I recently joined a small but dedicated group on Facebook. It’s called “Verify Source Before You Post.” Every reader of this blog and my older Mumpsimus Blog will recognize this as a favorite topic of mine. I’ve written perhaps a dozen posts over the last five years trying to correct numerous bad quotes or mis-attributions. It’s a losing battle, it seems.
When I say small, it is, by FB standards, tiny: 17 members right now. But that will, I hope, grow as time progresses. Surely there must be more people out there concerned with fact, with accuracy, and with the quality of information.
Of course, these groups are a lot less interesting to the masses than the usual “I-Love-Snookie” or “Lady-Gaga-Is-A-Godess” fan groups where members can endlessly prattle on about absolutely nothing of merit or importance. In VSBYP, you need to be engaged and contribute something meaningful.
Yes, there are groups on FB that are similarly intellectual, and I don’t want to downplay their importance to creating dialogue and debate in many spheres, from science to grammar. FB plays an important role – as does all social media – in engaging people in all fields, all disciplines, all sciences, all studies and all philosophies.
But as everyone on FB knows, the vast amount of chatter is more of the what-I-had-for-breakfast sort than comments on, say, the relevance of the hunt for the Higgs Boson particle to current cosmological theories.
While some might see it as an obsessive and pointless task to try to verify and confirm all of the many quotes posted on FB and other sites, to me it’s as important and relevant as trying to confirm scientific data.

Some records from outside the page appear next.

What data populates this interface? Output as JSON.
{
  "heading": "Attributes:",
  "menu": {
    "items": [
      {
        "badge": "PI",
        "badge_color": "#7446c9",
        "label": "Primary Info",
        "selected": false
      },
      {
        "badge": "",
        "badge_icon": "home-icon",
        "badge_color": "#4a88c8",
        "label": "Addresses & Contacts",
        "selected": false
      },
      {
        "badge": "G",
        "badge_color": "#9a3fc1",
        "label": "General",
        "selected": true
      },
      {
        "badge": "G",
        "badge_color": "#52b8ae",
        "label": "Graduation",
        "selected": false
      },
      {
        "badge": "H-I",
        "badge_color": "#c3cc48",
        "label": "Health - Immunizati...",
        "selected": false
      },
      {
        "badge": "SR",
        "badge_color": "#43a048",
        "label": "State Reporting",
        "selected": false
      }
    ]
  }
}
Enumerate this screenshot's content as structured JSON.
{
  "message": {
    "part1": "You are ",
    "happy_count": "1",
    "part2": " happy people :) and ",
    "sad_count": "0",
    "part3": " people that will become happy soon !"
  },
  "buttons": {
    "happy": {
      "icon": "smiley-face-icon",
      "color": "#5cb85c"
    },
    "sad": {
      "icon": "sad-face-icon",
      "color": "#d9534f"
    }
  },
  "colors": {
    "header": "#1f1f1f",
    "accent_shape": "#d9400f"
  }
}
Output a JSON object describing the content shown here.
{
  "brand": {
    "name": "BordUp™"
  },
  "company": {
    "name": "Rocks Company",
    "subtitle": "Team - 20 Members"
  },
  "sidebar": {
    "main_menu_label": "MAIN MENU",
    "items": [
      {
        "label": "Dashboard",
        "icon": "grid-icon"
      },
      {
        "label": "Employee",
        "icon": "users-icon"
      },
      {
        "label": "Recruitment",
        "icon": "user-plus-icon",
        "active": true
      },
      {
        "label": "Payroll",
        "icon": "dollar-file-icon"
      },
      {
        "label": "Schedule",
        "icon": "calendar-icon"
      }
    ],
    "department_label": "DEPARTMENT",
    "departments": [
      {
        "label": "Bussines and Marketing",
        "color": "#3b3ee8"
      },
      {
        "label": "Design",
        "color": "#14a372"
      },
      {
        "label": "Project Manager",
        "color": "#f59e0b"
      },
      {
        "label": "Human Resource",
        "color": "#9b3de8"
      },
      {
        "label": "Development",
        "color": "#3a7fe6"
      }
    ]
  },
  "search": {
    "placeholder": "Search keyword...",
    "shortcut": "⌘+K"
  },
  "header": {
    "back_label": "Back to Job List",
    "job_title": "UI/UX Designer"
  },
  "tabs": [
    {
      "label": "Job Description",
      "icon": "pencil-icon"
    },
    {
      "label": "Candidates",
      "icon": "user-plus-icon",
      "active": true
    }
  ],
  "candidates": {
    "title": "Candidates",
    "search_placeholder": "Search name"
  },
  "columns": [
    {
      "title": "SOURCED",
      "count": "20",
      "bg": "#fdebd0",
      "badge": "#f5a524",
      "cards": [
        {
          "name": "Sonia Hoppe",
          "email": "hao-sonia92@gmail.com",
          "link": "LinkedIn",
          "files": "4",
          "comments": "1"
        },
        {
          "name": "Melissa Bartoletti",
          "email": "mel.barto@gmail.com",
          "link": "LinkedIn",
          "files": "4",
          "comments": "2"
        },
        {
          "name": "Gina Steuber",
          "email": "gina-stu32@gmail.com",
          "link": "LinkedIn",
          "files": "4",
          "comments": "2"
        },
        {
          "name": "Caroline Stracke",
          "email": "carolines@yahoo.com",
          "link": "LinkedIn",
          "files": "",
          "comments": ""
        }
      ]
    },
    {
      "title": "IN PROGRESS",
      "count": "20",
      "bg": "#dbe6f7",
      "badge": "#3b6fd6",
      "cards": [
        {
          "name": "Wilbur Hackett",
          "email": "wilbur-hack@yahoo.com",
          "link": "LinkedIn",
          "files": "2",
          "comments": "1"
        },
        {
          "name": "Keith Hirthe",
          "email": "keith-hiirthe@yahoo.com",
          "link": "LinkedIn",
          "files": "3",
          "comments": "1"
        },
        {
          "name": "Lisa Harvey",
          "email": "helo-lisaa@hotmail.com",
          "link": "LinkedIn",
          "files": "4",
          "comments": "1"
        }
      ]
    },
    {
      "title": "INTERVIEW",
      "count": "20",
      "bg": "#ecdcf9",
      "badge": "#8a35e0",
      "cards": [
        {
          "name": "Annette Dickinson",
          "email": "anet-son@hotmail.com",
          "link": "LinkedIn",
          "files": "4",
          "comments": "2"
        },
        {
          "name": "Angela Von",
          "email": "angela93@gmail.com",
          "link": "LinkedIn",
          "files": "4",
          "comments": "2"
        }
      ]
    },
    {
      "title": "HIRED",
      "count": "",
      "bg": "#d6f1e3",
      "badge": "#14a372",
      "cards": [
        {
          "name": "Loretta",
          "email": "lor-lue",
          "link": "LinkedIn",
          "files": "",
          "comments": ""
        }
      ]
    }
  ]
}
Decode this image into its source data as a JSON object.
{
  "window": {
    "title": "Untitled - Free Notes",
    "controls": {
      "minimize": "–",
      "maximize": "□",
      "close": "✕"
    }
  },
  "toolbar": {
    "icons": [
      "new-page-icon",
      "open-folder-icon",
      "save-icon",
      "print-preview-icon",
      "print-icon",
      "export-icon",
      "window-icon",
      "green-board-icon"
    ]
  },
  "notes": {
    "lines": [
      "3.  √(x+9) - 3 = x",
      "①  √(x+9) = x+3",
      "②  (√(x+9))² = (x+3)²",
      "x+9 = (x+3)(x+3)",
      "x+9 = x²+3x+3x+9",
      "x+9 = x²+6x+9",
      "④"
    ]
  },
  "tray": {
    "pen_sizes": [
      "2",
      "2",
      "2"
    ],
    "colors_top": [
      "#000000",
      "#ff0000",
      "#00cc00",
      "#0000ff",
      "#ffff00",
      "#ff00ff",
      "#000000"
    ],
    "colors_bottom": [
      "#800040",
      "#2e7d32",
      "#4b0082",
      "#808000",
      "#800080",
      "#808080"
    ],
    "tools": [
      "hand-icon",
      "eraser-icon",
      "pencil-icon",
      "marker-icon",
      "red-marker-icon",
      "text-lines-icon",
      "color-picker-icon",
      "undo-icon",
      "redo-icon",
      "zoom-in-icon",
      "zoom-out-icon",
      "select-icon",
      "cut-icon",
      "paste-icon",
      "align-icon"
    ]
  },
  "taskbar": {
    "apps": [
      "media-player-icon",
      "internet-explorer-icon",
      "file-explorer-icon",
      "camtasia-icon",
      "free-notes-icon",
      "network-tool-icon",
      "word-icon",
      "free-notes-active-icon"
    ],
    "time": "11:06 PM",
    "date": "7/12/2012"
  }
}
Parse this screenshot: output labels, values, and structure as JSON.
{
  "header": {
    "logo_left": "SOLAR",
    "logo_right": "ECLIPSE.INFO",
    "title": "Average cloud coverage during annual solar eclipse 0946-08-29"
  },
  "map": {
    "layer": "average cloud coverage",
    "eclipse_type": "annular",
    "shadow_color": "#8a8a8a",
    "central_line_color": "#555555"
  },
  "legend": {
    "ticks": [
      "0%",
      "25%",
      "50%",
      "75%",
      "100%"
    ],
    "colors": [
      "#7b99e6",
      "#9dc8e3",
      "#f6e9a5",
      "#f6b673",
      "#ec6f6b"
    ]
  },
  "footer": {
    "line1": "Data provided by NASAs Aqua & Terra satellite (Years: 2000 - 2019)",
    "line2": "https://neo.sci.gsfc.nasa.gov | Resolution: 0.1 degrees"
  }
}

But it’s also cultural.
And judging by the number of times a mis-quote gets shared, it seems I am in the minority of people who actually pay attention to what they pass along to others.
If someone attributes “She Loves You” to the Monkees or the Beegees in a post, you would get rightfully upset, and question the intelligence of the poster. You would feel compelled to correct the poster and point out that the song was written by Lennon and McCartney, and performed by the Beatles. If someone posted that Plato wrote the Illiad, or Tolstoy wrote The Brothers Karamazov, or Edward de Vere wrote Hamlet, you would likely feel equally compelled to correct them and state the actual author’s name.
I feel the same when someone attributes a saying to Albert Einstein, Shakespeare or Machiavelli that I know is incorrect.
Anyway, if you are both interested in this sort of intellectual activity, and have a Facebook account, I recommend you join the group and help build it into something stronger.